What interests you about the topic that you're working on in the lab?
PATEL: The work in Dr. Rexach’s lab has allowed me to develop my cell biology skills and take them to the next level. You can do a million different things with cells. You can grow them in a petri dish, you can grow them as mini brains—you can do so many things. Working in the Rexach Lab allows me to really delve into stem cells and to apply them to a cell-based model of dementia. So far scientists have only been able to put cells in a dish and let them grow like carpet in 2D. It might be exciting visually, but there is not much more to it. Dr. Rexach wants to explore these models in 3D to replicate the human body. So that's where I can take my cell biology interest and explore it further.
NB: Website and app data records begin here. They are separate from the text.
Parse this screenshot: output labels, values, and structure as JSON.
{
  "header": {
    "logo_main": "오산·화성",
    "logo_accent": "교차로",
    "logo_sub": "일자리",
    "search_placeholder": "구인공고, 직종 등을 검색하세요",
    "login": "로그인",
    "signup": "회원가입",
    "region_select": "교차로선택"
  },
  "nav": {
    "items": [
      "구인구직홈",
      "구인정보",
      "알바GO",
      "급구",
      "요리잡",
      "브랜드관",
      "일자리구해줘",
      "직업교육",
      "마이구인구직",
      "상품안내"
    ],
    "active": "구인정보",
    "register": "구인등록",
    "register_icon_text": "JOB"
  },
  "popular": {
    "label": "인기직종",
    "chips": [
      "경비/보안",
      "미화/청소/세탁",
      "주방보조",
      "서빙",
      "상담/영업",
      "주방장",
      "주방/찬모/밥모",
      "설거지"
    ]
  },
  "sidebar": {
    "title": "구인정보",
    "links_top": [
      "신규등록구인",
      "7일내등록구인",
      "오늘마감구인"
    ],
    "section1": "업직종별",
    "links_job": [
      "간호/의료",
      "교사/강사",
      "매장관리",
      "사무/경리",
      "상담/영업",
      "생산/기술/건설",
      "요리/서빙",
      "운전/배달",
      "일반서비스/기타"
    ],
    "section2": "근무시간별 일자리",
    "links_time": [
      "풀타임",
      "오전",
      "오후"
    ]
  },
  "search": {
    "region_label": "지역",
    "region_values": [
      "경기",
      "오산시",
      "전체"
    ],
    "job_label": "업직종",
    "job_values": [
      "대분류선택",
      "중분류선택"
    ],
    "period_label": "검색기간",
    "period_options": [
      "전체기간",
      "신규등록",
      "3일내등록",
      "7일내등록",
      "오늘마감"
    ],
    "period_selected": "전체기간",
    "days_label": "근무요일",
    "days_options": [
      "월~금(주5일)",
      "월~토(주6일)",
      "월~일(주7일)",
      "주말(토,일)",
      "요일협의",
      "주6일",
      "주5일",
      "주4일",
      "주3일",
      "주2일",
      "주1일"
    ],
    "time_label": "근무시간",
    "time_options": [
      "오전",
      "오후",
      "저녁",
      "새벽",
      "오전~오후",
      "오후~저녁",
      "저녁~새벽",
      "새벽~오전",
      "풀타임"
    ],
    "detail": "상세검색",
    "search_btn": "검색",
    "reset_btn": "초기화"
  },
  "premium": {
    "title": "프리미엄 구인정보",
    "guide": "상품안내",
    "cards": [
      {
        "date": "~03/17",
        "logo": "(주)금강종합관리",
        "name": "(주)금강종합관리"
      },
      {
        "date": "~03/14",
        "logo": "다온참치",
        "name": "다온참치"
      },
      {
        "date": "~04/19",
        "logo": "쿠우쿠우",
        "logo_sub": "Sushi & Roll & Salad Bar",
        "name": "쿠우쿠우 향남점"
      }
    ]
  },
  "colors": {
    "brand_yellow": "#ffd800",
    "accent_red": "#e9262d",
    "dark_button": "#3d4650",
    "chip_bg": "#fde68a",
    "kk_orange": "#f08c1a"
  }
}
At the same time, I learned computational biology, and that's what allows for an ideal combination.
Staff Research Associate
What interests you about being a part of Dr. Rexach’s lab?
YIN: Dr. Jessica Rexach’s work focuses on the integration of systems biology, bioinformatics, and molecular biology approaches to understand the fundamental pathways and mechanisms involved in neurodegeneration and immune signaling in the brain. There remains much to be understood about the why and how neurodegeneration in dementia occurs as humans age, and I think her work will change how researchers in the future study the progression of disease. This will have significant implications on the future development of therapies for neurodegeneration.
Additionally, her passion for science and her work is evident in her commitment to her team. I appreciate how she encourages collaborative thought and discussion in our lab as well as independent curiosity. Although our lab has members of different education levels, we are able to learn from each other during our weekly lab meetings and through collaborative efforts. Dr. Rexach often takes time out of her busy schedule to reach out to us individually to help us with any research challenges we may have. As a PI and mentor, Dr. Jessica Rexach is dedicated to helping individual members and the lab as a whole grow towards success..
The Rexach team also includes Misty Knight, Meigan Wu, Nathaneal Wijaya, and Caitlyl Limato.